who told him, "Carmen Policy is on the other line; you need to
call him now." When Mariucci called, Policy said, "Steve, things
have changed." Mariucci figured the offer was off; then he heard
Policy say, "George Seifert resigned today. Would you be
interested in our Number 1 job?"
Mariucci's jaw dropped. For several seconds he was silent. Then
he said, "Yes, I'm interested," hung up and ran to catch his
flight. Things moved so fast that the new coach was scooped by
the Santa Rosa Press Democrat's Brian Murphy, who had already
learned of Seifert's resignation. "He knew it before I did,"
Mariucci says. "It was shocking how quickly it all happened."
By the next afternoon Mariucci was meeting in Berkeley with
DeBartolo and Policy, and word was out. Even before the press
conference later that day to announce Seifert's resignation, he
was a hot prospect. Three teams expressed interest in hiring him
as coach, and last Friday Seifert turned down a five-year, $10
million offer from St. Louis Rams president John Shaw. Unless
something amazing comes along--such as an offer from the New
England Patriots if Bill Parcells bolts following the Super
Bowl--Seifert expects to take the year off, as a 49ers employee
serving on the NFL's competition committee.
Mariucci began his 49ers career last Thursday (the team had
agreed to buy out his Cal contract, which had four years
remaining, for $100,000) by entering a press conference with
Walsh at one shoulder and Seifert at the other. Though he hadn't
slept in more than 48 hours, Mariucci exuded the ebullience and
charm that had helped him win over fellow Italian-Americans
Policy and DeBartolo, who joked that "we'll have to have a big
pasta dinner to celebrate soon."
Mariucci is just as comfortable over spaghetti with football
players; his strength lies in his ability to exude authority
while still maintaining a playful edge with his charges. A
mounted photo, taken before last year's Pro Bowl, hung in
Mariucci's Cal office. It shows Young, only days after meeting
Mariucci, riding piggyback on the coach across the Aloha Stadium
As giddy as DeBartolo was over his new hire, he did voice a
startling reservation: "My only concern with Mariucci is whether
he's tough enough to go in and take charge. I think he is."
DeBartolo might be comforted by the following story. During
spring practice at Cal last April, Bears Marc Vera and Steve
Lilly showed up 10 minutes late for a 6 a.m. session. When the
two players explained that Vera's car had broken down, Mariucci
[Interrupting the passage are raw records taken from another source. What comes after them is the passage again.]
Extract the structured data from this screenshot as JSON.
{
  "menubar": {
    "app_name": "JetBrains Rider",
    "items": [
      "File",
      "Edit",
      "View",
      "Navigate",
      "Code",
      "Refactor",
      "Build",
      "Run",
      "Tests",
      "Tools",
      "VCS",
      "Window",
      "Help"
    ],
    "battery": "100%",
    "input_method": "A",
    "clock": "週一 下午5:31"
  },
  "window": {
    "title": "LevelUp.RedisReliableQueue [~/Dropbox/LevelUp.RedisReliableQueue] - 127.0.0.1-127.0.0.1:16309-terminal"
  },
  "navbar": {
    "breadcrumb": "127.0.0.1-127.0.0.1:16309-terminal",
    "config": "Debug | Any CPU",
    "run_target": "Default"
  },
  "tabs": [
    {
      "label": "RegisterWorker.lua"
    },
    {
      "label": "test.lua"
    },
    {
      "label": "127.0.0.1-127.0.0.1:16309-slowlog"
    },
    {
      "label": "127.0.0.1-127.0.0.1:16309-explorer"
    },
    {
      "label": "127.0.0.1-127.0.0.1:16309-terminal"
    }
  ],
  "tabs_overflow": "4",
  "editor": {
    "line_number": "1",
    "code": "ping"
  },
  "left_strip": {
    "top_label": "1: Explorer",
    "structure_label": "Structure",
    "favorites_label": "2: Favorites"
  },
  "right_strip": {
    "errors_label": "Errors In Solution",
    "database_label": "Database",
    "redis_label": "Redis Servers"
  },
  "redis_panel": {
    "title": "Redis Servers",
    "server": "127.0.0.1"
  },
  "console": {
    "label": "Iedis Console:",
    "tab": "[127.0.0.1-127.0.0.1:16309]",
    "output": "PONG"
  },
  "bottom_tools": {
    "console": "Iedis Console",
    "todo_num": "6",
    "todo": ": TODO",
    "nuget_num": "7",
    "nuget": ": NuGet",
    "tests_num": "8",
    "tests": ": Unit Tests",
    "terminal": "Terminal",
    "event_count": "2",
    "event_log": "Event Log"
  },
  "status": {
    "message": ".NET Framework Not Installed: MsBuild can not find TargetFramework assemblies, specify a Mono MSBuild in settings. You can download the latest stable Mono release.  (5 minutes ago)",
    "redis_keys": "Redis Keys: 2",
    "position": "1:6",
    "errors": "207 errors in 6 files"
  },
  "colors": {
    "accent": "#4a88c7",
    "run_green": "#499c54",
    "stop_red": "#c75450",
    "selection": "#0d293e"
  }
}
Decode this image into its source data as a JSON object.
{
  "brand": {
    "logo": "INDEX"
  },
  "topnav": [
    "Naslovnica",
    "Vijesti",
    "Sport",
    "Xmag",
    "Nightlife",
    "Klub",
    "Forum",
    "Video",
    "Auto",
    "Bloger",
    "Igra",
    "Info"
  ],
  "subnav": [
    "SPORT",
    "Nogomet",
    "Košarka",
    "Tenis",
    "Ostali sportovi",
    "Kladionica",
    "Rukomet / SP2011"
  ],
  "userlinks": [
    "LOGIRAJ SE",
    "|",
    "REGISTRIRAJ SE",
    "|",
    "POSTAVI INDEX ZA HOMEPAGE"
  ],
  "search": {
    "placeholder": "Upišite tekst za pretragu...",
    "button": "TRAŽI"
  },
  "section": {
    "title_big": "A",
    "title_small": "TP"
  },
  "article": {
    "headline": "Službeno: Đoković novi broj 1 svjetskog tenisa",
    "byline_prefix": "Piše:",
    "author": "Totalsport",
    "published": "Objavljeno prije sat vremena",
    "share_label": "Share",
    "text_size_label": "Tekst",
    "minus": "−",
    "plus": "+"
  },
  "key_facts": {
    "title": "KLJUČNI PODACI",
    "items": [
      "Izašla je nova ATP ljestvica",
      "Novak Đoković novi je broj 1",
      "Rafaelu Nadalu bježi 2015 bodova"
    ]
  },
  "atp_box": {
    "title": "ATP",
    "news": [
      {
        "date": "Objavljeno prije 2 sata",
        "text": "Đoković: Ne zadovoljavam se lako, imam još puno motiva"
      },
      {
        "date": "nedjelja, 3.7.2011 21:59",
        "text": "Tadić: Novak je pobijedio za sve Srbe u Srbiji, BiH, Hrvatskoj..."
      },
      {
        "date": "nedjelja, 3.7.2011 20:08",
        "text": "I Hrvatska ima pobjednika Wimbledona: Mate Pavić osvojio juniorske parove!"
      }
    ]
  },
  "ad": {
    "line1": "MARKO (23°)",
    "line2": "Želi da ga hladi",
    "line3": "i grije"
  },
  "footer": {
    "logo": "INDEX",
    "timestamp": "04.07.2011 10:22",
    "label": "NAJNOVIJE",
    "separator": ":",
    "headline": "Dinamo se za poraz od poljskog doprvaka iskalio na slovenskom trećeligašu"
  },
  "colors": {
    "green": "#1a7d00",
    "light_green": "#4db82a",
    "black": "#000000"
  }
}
calmly escorted the pair to midfield, where a cot had been set
up, replete with pillow and teddy bear, offered each a Coke and
the morning paper, and insisted the two kick back and enjoy the
sunrise while their teammates ran sprints.
For now, Mariucci is confronted with some difficult decisions,
including which of Seifert's assistants to retain and whom to
hire to replace the fired Trestman and defensive coordinator
Pete Carroll, expected to go elsewhere after being passed over
as Seifert's successor. He also must deal with conflicting
signals being sent out by an organization whose standards may be
unrealistically high. While DeBartolo says the Niners are "in a
rebuilding mode," Policy displays more optimism, saying, "We are
closer to being a Super Bowl contender than we were after the
'93 season, and we are a better team today than we were a year
ago. And we think bringing Steve here was the one way to really
breathe fresh air into the organization and offset the
compulsive ambition and unbelievable demands we put on ourselves."
In other words: Welcome, Steve. Now win.